WORK INSTRUCTIONS: Scan the records for "Enumerate". Show the matching lines.

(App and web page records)
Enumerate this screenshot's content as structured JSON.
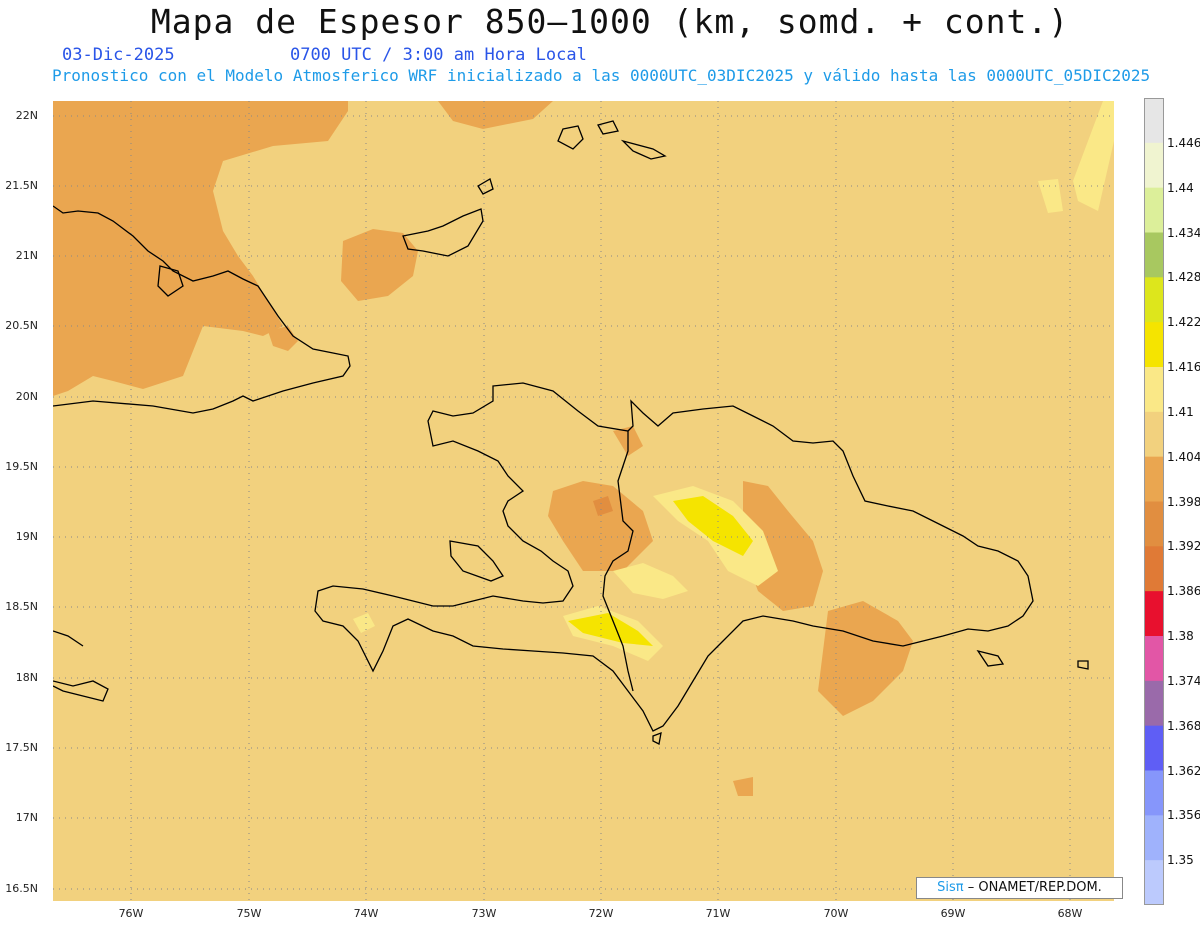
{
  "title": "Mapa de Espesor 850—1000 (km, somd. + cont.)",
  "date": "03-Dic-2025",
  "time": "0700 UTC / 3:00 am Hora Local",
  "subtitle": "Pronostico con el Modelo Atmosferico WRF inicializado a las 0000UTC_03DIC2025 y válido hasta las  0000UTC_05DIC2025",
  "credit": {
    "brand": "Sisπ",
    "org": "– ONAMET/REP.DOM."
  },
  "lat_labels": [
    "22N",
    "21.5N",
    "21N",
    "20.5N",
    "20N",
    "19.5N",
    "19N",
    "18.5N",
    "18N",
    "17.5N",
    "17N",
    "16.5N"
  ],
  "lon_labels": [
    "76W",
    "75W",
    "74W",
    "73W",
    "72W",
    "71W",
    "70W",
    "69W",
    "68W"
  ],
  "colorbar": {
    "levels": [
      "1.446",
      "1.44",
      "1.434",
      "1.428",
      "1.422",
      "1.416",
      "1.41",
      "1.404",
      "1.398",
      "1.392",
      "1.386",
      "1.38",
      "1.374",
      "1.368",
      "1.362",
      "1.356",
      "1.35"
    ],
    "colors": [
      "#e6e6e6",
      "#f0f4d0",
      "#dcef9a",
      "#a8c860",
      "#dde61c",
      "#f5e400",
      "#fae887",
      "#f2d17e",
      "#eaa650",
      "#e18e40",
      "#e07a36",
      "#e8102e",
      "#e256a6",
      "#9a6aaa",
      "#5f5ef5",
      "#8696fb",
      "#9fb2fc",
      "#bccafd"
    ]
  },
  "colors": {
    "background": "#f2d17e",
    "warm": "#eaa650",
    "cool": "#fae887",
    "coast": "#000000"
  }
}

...

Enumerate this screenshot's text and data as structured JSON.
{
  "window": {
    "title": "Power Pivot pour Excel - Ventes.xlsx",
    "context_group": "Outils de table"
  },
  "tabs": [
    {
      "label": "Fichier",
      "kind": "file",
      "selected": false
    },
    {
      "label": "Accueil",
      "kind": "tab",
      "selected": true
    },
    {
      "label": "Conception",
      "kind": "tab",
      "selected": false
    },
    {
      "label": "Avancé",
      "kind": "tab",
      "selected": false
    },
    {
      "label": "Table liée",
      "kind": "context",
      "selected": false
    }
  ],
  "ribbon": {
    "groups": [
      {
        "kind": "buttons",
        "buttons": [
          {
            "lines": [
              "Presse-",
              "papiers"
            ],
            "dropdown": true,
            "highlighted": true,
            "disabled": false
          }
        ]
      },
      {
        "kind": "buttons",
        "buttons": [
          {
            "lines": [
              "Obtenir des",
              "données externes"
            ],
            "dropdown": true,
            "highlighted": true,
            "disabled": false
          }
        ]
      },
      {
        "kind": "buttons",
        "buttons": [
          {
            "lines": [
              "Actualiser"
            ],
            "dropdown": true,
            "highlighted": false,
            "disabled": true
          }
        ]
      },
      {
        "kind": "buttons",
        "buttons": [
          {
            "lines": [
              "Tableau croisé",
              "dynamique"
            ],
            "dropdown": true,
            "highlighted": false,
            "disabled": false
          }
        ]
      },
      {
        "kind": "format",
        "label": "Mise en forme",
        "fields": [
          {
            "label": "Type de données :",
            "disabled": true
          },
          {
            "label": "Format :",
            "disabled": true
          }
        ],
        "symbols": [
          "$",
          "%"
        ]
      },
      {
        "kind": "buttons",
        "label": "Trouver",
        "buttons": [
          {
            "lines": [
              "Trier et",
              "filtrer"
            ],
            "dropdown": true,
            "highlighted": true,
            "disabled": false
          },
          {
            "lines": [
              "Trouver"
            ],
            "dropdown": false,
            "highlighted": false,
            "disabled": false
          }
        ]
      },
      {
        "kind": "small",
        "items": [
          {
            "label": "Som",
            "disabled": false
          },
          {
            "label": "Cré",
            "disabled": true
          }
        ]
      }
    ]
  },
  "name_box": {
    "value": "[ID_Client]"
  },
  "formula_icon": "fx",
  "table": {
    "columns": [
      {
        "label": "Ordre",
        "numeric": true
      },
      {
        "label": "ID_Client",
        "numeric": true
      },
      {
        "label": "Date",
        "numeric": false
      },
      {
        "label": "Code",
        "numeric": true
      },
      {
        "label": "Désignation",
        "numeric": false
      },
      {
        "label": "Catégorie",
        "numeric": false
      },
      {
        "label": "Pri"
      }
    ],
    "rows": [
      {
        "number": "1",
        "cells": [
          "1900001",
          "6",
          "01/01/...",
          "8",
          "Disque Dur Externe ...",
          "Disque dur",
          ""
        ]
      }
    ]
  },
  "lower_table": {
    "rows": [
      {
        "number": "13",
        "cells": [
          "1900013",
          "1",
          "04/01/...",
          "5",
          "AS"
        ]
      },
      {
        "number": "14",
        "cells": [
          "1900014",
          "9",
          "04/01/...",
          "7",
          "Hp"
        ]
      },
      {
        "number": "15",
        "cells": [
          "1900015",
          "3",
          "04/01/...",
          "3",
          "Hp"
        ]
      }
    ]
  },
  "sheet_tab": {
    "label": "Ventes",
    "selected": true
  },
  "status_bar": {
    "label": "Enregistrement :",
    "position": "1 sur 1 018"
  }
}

ANSWER TO THIS EXERCISE:
Enumerate this screenshot's content as structured JSON.
Enumerate this screenshot's text and data as structured JSON.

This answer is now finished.